    I bought one about 3 yrs ago. It crapped out within a week. I bought another, same story. Done. Returned. Have seen them on sale ever since. Got a G-Tech portable drive instead and it’s been perfect so far.

  4. Don Navarro Avatar
    Don Navarro

    Every WD SSD has failed on me! 😞

  5. José Lemos Avatar
    José Lemos

    Not a SSD but a SD card 2 weeks ago. A Sabrent V90 busted on the first shoot and lost all the work.

  6. Vincent Reyna Avatar
    Vincent Reyna

    Haven’t had any issues but I’ve only used the 1tb drives for the past like 5 years. Only recently have i for a 2 tb drive but i don’t work off of them. Only storage.

  7. jsm Avatar
    jsm

    If you don’t have a backup its YOUR fault.

  8. Steve KJ Avatar
    Steve KJ

    I have the 1/2 & 1 TB drives with no problems. But, I know this has been an ongoing problem for (maybe) a year now. I buy the Samsung ones now.

  9. Vasil Kuyov Avatar
    Vasil Kuyov

    I loved SanDisk but now WD is the owner of the company and I started having problems with my new portable disks too.

  10. Micha van Neerwijk Avatar
    Micha van Neerwijk

    Yes I had 2 128Gb SSD’s fail me within 2 months of each other after several years of use.
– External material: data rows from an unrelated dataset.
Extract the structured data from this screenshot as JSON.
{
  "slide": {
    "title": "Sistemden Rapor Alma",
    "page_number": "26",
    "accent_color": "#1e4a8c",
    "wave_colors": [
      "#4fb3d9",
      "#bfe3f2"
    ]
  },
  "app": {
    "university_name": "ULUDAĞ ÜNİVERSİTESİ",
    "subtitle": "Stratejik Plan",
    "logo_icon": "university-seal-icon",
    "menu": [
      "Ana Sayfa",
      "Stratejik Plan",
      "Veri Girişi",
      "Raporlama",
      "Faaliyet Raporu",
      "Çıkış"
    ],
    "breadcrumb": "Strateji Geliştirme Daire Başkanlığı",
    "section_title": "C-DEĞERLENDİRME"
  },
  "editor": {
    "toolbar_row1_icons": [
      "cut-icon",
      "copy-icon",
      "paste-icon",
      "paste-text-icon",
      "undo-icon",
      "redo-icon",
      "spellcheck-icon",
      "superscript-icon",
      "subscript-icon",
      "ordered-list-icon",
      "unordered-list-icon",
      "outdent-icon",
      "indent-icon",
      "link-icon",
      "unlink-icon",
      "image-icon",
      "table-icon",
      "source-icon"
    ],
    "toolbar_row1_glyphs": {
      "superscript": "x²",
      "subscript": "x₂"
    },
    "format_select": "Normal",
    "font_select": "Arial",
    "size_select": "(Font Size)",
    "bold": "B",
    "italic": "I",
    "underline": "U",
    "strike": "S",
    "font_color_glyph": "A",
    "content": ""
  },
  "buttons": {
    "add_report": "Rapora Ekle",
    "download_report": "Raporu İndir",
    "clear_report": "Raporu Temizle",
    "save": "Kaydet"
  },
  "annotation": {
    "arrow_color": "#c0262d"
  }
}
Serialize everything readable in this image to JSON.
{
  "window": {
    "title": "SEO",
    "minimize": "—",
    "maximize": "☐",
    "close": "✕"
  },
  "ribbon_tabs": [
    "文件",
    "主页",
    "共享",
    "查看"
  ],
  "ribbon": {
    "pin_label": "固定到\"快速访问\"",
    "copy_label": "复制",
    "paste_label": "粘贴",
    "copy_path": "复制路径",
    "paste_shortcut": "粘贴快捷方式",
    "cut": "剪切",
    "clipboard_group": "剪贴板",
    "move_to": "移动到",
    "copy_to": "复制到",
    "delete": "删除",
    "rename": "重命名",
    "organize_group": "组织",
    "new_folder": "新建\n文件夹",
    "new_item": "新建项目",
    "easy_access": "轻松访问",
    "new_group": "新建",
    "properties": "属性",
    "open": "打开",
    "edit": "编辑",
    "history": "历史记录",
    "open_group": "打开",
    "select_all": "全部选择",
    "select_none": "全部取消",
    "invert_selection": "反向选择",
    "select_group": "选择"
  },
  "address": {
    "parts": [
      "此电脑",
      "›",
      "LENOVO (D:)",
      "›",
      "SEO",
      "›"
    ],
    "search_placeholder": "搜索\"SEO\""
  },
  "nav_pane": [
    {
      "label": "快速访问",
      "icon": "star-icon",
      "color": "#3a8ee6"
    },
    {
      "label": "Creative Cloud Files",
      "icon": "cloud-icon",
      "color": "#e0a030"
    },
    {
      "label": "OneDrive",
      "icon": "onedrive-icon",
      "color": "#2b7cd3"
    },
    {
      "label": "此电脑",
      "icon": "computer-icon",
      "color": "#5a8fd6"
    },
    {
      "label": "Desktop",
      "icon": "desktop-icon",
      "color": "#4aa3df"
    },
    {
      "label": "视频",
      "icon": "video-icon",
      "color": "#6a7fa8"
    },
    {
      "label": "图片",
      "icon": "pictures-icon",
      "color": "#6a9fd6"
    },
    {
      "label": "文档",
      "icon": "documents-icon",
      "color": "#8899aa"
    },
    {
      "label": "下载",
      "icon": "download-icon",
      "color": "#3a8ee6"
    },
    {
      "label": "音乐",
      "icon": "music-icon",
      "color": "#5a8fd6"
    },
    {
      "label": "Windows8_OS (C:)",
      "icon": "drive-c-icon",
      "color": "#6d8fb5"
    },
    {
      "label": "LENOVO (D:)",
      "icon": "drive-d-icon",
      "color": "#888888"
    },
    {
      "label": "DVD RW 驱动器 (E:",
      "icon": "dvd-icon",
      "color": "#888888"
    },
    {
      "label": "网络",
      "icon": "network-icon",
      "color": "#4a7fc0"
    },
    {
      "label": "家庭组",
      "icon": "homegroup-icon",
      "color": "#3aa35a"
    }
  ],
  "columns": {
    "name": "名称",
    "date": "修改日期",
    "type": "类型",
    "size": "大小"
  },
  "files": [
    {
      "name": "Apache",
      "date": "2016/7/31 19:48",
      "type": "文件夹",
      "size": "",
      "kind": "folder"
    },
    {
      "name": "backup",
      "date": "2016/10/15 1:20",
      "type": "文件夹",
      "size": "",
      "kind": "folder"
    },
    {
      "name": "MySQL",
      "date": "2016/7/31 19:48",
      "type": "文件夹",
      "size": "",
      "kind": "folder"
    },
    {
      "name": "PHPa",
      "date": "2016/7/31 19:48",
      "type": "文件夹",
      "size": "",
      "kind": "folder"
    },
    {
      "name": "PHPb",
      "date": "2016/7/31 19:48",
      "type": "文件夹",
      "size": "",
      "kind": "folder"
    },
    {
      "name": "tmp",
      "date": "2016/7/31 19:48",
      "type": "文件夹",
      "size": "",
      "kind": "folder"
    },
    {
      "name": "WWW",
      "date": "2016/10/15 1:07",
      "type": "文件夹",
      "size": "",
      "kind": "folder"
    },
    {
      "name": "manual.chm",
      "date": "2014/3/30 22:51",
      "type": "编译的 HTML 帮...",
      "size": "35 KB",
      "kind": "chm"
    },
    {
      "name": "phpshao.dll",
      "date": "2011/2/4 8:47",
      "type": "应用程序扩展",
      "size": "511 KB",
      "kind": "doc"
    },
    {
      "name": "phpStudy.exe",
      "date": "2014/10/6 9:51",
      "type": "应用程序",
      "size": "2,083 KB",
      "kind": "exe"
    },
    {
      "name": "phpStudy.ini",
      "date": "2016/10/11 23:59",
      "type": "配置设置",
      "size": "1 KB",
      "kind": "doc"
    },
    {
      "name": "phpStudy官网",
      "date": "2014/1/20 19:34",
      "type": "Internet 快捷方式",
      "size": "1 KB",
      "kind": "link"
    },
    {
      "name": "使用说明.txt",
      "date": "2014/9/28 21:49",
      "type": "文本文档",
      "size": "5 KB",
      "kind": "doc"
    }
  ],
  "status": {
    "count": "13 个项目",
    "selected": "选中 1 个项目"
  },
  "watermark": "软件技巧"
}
It was the early days of the technology. Paid a small fortune for those things and of course they were out of warranty… 😔 One was in a Mac & the other in a Windows machine. All my data was lost. 🔥 -Since then I keep a VERY strict backup schedule (onsite/offsite/cloud)-